# [WHAT IS NEEDED]
Retype the whole listing that follows so that it matches the original exactly.
• • • • •
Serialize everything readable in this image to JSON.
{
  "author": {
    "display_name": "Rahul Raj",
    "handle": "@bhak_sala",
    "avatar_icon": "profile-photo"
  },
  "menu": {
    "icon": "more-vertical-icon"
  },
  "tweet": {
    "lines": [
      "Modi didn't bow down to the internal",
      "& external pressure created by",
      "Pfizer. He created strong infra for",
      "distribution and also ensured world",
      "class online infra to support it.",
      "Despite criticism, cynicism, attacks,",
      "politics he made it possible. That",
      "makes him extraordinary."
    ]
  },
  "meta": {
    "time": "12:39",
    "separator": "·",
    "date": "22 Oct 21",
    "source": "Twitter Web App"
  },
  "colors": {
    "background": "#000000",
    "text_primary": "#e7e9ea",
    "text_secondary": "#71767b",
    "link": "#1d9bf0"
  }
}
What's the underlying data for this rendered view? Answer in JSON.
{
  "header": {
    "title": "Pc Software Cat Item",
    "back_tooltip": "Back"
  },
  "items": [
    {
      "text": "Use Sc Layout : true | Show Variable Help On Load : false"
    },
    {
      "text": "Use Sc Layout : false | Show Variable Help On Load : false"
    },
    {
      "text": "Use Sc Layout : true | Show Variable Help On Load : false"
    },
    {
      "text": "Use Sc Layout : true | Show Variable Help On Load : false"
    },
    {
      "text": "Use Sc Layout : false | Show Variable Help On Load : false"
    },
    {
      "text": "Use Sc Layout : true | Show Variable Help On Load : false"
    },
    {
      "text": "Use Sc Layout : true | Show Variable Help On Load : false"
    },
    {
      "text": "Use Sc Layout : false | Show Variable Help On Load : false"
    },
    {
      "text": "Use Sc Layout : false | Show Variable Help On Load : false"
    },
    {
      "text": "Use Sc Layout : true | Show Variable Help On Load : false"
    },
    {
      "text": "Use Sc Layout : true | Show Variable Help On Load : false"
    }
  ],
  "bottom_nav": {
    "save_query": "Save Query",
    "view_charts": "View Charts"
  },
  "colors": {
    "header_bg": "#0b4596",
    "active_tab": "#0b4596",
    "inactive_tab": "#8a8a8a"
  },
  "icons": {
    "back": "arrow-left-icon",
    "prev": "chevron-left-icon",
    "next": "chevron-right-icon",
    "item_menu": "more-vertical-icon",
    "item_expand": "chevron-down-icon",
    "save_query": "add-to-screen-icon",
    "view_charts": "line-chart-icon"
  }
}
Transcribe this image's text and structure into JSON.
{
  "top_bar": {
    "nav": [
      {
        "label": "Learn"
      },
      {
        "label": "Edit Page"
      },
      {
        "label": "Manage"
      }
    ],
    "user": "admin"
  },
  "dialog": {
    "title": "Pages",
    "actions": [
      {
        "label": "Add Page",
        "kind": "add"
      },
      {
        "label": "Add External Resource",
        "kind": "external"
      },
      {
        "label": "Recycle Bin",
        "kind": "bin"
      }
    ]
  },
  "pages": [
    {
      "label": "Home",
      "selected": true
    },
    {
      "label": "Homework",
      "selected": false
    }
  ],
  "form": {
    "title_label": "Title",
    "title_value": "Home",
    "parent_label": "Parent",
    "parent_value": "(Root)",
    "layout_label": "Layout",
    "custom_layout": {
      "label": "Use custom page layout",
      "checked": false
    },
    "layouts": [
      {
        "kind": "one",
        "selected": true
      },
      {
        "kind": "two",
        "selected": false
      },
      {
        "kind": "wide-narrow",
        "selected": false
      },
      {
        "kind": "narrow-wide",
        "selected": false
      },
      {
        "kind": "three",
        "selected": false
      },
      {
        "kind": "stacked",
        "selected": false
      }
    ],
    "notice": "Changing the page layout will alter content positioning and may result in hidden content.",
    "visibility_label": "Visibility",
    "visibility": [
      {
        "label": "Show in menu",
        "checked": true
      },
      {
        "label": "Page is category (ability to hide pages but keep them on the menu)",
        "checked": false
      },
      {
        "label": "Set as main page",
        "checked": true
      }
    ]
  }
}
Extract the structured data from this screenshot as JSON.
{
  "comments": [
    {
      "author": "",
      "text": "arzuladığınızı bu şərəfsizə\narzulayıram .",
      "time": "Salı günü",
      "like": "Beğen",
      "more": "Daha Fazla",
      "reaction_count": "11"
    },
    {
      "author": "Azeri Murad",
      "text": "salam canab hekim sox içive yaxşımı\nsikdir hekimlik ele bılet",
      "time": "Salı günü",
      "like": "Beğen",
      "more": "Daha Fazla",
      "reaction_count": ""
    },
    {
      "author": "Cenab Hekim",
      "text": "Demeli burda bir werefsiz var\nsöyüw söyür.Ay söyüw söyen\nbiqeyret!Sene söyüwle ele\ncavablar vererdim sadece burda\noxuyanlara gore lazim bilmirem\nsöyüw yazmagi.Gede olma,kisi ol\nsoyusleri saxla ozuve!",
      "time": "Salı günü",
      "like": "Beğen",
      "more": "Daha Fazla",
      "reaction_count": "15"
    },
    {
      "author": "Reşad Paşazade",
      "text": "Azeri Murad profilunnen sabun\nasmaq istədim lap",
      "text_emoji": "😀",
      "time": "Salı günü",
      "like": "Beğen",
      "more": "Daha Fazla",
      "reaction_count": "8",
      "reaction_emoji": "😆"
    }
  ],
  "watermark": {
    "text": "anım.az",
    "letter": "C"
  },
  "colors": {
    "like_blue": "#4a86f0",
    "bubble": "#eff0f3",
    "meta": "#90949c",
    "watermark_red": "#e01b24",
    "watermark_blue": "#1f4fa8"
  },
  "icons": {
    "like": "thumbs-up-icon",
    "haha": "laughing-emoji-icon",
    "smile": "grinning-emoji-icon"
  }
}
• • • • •
# [RESPONSE TO THE TASK]
Serialize everything readable in this image to JSON.
{
  "author": {
    "display_name": "Rahul Raj",
    "handle": "@bhak_sala",
    "avatar_icon": "profile-photo"
  },
  "menu": {
    "icon": "more-vertical-icon"
  },
  "tweet": {
    "lines": [
      "Modi didn't bow down to the internal",
      "& external pressure created by",
      "Pfizer. He created strong infra for",
      "distribution and also ensured world",
      "class online infra to support it.",
      "Despite criticism, cynicism, attacks,",
      "politics he made it possible. That",
      "makes him extraordinary."
    ]
  },
  "meta": {
    "time": "12:39",
    "separator": "·",
    "date": "22 Oct 21",
    "source": "Twitter Web App"
  },
  "colors": {
    "background": "#000000",
    "text_primary": "#e7e9ea",
    "text_secondary": "#71767b",
    "link": "#1d9bf0"
  }
}
What's the underlying data for this rendered view? Answer in JSON.
{
  "header": {
    "title": "Pc Software Cat Item",
    "back_tooltip": "Back"
  },
  "items": [
    {
      "text": "Use Sc Layout : true | Show Variable Help On Load : false"
    },
    {
      "text": "Use Sc Layout : false | Show Variable Help On Load : false"
    },
    {
      "text": "Use Sc Layout : true | Show Variable Help On Load : false"
    },
    {
      "text": "Use Sc Layout : true | Show Variable Help On Load : false"
    },
    {
      "text": "Use Sc Layout : false | Show Variable Help On Load : false"
    },
    {
      "text": "Use Sc Layout : true | Show Variable Help On Load : false"
    },
    {
      "text": "Use Sc Layout : true | Show Variable Help On Load : false"
    },
    {
      "text": "Use Sc Layout : false | Show Variable Help On Load : false"
    },
    {
      "text": "Use Sc Layout : false | Show Variable Help On Load : false"
    },
    {
      "text": "Use Sc Layout : true | Show Variable Help On Load : false"
    },
    {
      "text": "Use Sc Layout : true | Show Variable Help On Load : false"
    }
  ],
  "bottom_nav": {
    "save_query": "Save Query",
    "view_charts": "View Charts"
  },
  "colors": {
    "header_bg": "#0b4596",
    "active_tab": "#0b4596",
    "inactive_tab": "#8a8a8a"
  },
  "icons": {
    "back": "arrow-left-icon",
    "prev": "chevron-left-icon",
    "next": "chevron-right-icon",
    "item_menu": "more-vertical-icon",
    "item_expand": "chevron-down-icon",
    "save_query": "add-to-screen-icon",
    "view_charts": "line-chart-icon"
  }
}
Transcribe this image's text and structure into JSON.
{
  "top_bar": {
    "nav": [
      {
        "label": "Learn"
      },
      {
        "label": "Edit Page"
      },
      {
        "label": "Manage"
      }
    ],
    "user": "admin"
  },
  "dialog": {
    "title": "Pages",
    "actions": [
      {
        "label": "Add Page",
        "kind": "add"
      },
      {
        "label": "Add External Resource",
        "kind": "external"
      },
      {
        "label": "Recycle Bin",
        "kind": "bin"
      }
    ]
  },
  "pages": [
    {
      "label": "Home",
      "selected": true
    },
    {
      "label": "Homework",
      "selected": false
    }
  ],
  "form": {
    "title_label": "Title",
    "title_value": "Home",
    "parent_label": "Parent",
    "parent_value": "(Root)",
    "layout_label": "Layout",
    "custom_layout": {
      "label": "Use custom page layout",
      "checked": false
    },
    "layouts": [
      {
        "kind": "one",
        "selected": true
      },
      {
        "kind": "two",
        "selected": false
      },
      {
        "kind": "wide-narrow",
        "selected": false
      },
      {
        "kind": "narrow-wide",
        "selected": false
      },
      {
        "kind": "three",
        "selected": false
      },
      {
        "kind": "stacked",
        "selected": false
      }
    ],
    "notice": "Changing the page layout will alter content positioning and may result in hidden content.",
    "visibility_label": "Visibility",
    "visibility": [
      {
        "label": "Show in menu",
        "checked": true
      },
      {
        "label": "Page is category (ability to hide pages but keep them on the menu)",
        "checked": false
      },
      {
        "label": "Set as main page",
        "checked": true
      }
    ]
  }
}
Extract the structured data from this screenshot as JSON.
{
  "comments": [
    {
      "author": "",
      "text": "arzuladığınızı bu şərəfsizə\narzulayıram .",
      "time": "Salı günü",
      "like": "Beğen",
      "more": "Daha Fazla",
      "reaction_count": "11"
    },
    {
      "author": "Azeri Murad",
      "text": "salam canab hekim sox içive yaxşımı\nsikdir hekimlik ele bılet",
      "time": "Salı günü",
      "like": "Beğen",
      "more": "Daha Fazla",
      "reaction_count": ""
    },
    {
      "author": "Cenab Hekim",
      "text": "Demeli burda bir werefsiz var\nsöyüw söyür.Ay söyüw söyen\nbiqeyret!Sene söyüwle ele\ncavablar vererdim sadece burda\noxuyanlara gore lazim bilmirem\nsöyüw yazmagi.Gede olma,kisi ol\nsoyusleri saxla ozuve!",
      "time": "Salı günü",
      "like": "Beğen",
      "more": "Daha Fazla",
      "reaction_count": "15"
    },
    {
      "author": "Reşad Paşazade",
      "text": "Azeri Murad profilunnen sabun\nasmaq istədim lap",
      "text_emoji": "😀",
      "time": "Salı günü",
      "like": "Beğen",
      "more": "Daha Fazla",
      "reaction_count": "8",
      "reaction_emoji": "😆"
    }
  ],
  "watermark": {
    "text": "anım.az",
    "letter": "C"
  },
  "colors": {
    "like_blue": "#4a86f0",
    "bubble": "#eff0f3",
    "meta": "#90949c",
    "watermark_red": "#e01b24",
    "watermark_blue": "#1f4fa8"
  },
  "icons": {
    "like": "thumbs-up-icon",
    "haha": "laughing-emoji-icon",
    "smile": "grinning-emoji-icon"
  }
}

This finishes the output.